* _Supplied records_:

..............................

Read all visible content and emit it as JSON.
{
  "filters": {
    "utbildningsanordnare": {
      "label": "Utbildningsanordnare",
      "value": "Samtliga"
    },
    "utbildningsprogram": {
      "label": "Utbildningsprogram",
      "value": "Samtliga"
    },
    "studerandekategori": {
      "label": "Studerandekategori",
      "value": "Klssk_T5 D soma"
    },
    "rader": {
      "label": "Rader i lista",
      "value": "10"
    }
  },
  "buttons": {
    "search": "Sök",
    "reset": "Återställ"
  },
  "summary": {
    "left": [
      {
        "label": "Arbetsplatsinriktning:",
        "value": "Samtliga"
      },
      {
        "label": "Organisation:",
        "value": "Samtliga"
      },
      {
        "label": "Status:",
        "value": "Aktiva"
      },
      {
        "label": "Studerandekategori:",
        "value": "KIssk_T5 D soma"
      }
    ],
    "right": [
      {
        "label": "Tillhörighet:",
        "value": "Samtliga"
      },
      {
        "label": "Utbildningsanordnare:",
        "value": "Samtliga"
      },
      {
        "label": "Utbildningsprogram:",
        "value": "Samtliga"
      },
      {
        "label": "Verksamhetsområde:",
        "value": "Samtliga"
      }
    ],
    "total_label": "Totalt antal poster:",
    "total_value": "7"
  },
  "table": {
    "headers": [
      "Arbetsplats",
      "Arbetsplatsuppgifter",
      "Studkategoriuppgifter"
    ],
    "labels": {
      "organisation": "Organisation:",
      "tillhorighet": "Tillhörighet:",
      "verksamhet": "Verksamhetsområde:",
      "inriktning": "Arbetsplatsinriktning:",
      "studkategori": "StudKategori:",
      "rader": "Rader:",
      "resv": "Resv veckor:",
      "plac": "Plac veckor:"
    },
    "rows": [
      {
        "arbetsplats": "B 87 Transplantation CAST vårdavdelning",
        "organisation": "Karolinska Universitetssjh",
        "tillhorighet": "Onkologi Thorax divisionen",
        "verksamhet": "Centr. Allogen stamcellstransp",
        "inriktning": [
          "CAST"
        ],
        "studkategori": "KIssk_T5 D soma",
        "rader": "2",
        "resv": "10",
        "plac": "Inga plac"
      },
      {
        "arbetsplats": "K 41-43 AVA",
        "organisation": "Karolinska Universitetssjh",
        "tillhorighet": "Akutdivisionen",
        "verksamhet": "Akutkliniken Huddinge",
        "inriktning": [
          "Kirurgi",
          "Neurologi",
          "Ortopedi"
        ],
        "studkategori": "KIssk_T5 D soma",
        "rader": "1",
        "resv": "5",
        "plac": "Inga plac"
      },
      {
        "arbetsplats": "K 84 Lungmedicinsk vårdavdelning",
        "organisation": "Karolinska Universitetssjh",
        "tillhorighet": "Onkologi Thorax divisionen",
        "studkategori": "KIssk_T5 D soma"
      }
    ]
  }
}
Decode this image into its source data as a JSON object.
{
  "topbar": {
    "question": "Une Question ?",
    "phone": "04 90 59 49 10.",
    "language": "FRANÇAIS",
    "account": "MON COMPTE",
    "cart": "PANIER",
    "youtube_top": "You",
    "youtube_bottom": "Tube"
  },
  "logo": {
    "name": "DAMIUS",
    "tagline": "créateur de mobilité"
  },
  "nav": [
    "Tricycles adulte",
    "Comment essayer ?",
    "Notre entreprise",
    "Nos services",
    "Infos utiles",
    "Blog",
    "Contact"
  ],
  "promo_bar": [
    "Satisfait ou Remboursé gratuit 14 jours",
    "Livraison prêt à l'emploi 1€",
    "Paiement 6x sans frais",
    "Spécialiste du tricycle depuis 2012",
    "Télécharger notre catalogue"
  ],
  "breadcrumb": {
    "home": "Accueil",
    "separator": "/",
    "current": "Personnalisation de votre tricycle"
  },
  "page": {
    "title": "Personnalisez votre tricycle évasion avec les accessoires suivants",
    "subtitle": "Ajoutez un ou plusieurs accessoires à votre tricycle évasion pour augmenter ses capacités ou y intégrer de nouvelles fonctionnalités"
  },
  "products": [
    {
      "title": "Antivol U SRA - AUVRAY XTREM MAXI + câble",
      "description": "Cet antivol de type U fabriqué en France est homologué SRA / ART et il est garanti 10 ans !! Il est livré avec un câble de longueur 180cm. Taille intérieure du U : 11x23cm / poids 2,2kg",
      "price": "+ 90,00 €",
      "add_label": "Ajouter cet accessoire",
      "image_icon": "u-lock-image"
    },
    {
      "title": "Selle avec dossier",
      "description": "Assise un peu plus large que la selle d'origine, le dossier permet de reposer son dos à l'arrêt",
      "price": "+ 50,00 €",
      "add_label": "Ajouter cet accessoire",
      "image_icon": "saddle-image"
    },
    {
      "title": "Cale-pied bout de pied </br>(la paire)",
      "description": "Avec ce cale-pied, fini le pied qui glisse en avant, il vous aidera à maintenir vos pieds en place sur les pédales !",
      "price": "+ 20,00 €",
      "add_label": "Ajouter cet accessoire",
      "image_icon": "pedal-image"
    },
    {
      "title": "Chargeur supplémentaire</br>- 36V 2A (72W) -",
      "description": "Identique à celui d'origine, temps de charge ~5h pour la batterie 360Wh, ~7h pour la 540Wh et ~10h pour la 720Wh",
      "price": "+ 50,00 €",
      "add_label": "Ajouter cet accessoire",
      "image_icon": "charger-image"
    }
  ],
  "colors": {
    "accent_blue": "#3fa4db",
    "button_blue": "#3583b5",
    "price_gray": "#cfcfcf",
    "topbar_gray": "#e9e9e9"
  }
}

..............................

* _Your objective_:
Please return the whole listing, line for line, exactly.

* _Answer section_:
Read all visible content and emit it as JSON.
{
  "filters": {
    "utbildningsanordnare": {
      "label": "Utbildningsanordnare",
      "value": "Samtliga"
    },
    "utbildningsprogram": {
      "label": "Utbildningsprogram",
      "value": "Samtliga"
    },
    "studerandekategori": {
      "label": "Studerandekategori",
      "value": "Klssk_T5 D soma"
    },
    "rader": {
      "label": "Rader i lista",
      "value": "10"
    }
  },
  "buttons": {
    "search": "Sök",
    "reset": "Återställ"
  },
  "summary": {
    "left": [
      {
        "label": "Arbetsplatsinriktning:",
        "value": "Samtliga"
      },
      {
        "label": "Organisation:",
        "value": "Samtliga"
      },
      {
        "label": "Status:",
        "value": "Aktiva"
      },
      {
        "label": "Studerandekategori:",
        "value": "KIssk_T5 D soma"
      }
    ],
    "right": [
      {
        "label": "Tillhörighet:",
        "value": "Samtliga"
      },
      {
        "label": "Utbildningsanordnare:",
        "value": "Samtliga"
      },
      {
        "label": "Utbildningsprogram:",
        "value": "Samtliga"
      },
      {
        "label": "Verksamhetsområde:",
        "value": "Samtliga"
      }
    ],
    "total_label": "Totalt antal poster:",
    "total_value": "7"
  },
  "table": {
    "headers": [
      "Arbetsplats",
      "Arbetsplatsuppgifter",
      "Studkategoriuppgifter"
    ],
    "labels": {
      "organisation": "Organisation:",
      "tillhorighet": "Tillhörighet:",
      "verksamhet": "Verksamhetsområde:",
      "inriktning": "Arbetsplatsinriktning:",
      "studkategori": "StudKategori:",
      "rader": "Rader:",
      "resv": "Resv veckor:",
      "plac": "Plac veckor:"
    },
    "rows": [
      {
        "arbetsplats": "B 87 Transplantation CAST vårdavdelning",
        "organisation": "Karolinska Universitetssjh",
        "tillhorighet": "Onkologi Thorax divisionen",
        "verksamhet": "Centr. Allogen stamcellstransp",
        "inriktning": [
          "CAST"
        ],
        "studkategori": "KIssk_T5 D soma",
        "rader": "2",
        "resv": "10",
        "plac": "Inga plac"
      },
      {
        "arbetsplats": "K 41-43 AVA",
        "organisation": "Karolinska Universitetssjh",
        "tillhorighet": "Akutdivisionen",
        "verksamhet": "Akutkliniken Huddinge",
        "inriktning": [
          "Kirurgi",
          "Neurologi",
          "Ortopedi"
        ],
        "studkategori": "KIssk_T5 D soma",
        "rader": "1",
        "resv": "5",
        "plac": "Inga plac"
      },
      {
        "arbetsplats": "K 84 Lungmedicinsk vårdavdelning",
        "organisation": "Karolinska Universitetssjh",
        "tillhorighet": "Onkologi Thorax divisionen",
        "studkategori": "KIssk_T5 D soma"
      }
    ]
  }
}
Decode this image into its source data as a JSON object.
{
  "topbar": {
    "question": "Une Question ?",
    "phone": "04 90 59 49 10.",
    "language": "FRANÇAIS",
    "account": "MON COMPTE",
    "cart": "PANIER",
    "youtube_top": "You",
    "youtube_bottom": "Tube"
  },
  "logo": {
    "name": "DAMIUS",
    "tagline": "créateur de mobilité"
  },
  "nav": [
    "Tricycles adulte",
    "Comment essayer ?",
    "Notre entreprise",
    "Nos services",
    "Infos utiles",
    "Blog",
    "Contact"
  ],
  "promo_bar": [
    "Satisfait ou Remboursé gratuit 14 jours",
    "Livraison prêt à l'emploi 1€",
    "Paiement 6x sans frais",
    "Spécialiste du tricycle depuis 2012",
    "Télécharger notre catalogue"
  ],
  "breadcrumb": {
    "home": "Accueil",
    "separator": "/",
    "current": "Personnalisation de votre tricycle"
  },
  "page": {
    "title": "Personnalisez votre tricycle évasion avec les accessoires suivants",
    "subtitle": "Ajoutez un ou plusieurs accessoires à votre tricycle évasion pour augmenter ses capacités ou y intégrer de nouvelles fonctionnalités"
  },
  "products": [
    {
      "title": "Antivol U SRA - AUVRAY XTREM MAXI + câble",
      "description": "Cet antivol de type U fabriqué en France est homologué SRA / ART et il est garanti 10 ans !! Il est livré avec un câble de longueur 180cm. Taille intérieure du U : 11x23cm / poids 2,2kg",
      "price": "+ 90,00 €",
      "add_label": "Ajouter cet accessoire",
      "image_icon": "u-lock-image"
    },
    {
      "title": "Selle avec dossier",
      "description": "Assise un peu plus large que la selle d'origine, le dossier permet de reposer son dos à l'arrêt",
      "price": "+ 50,00 €",
      "add_label": "Ajouter cet accessoire",
      "image_icon": "saddle-image"
    },
    {
      "title": "Cale-pied bout de pied </br>(la paire)",
      "description": "Avec ce cale-pied, fini le pied qui glisse en avant, il vous aidera à maintenir vos pieds en place sur les pédales !",
      "price": "+ 20,00 €",
      "add_label": "Ajouter cet accessoire",
      "image_icon": "pedal-image"
    },
    {
      "title": "Chargeur supplémentaire</br>- 36V 2A (72W) -",
      "description": "Identique à celui d'origine, temps de charge ~5h pour la batterie 360Wh, ~7h pour la 540Wh et ~10h pour la 720Wh",
      "price": "+ 50,00 €",
      "add_label": "Ajouter cet accessoire",
      "image_icon": "charger-image"
    }
  ],
  "colors": {
    "accent_blue": "#3fa4db",
    "button_blue": "#3583b5",
    "price_gray": "#cfcfcf",
    "topbar_gray": "#e9e9e9"
  }
}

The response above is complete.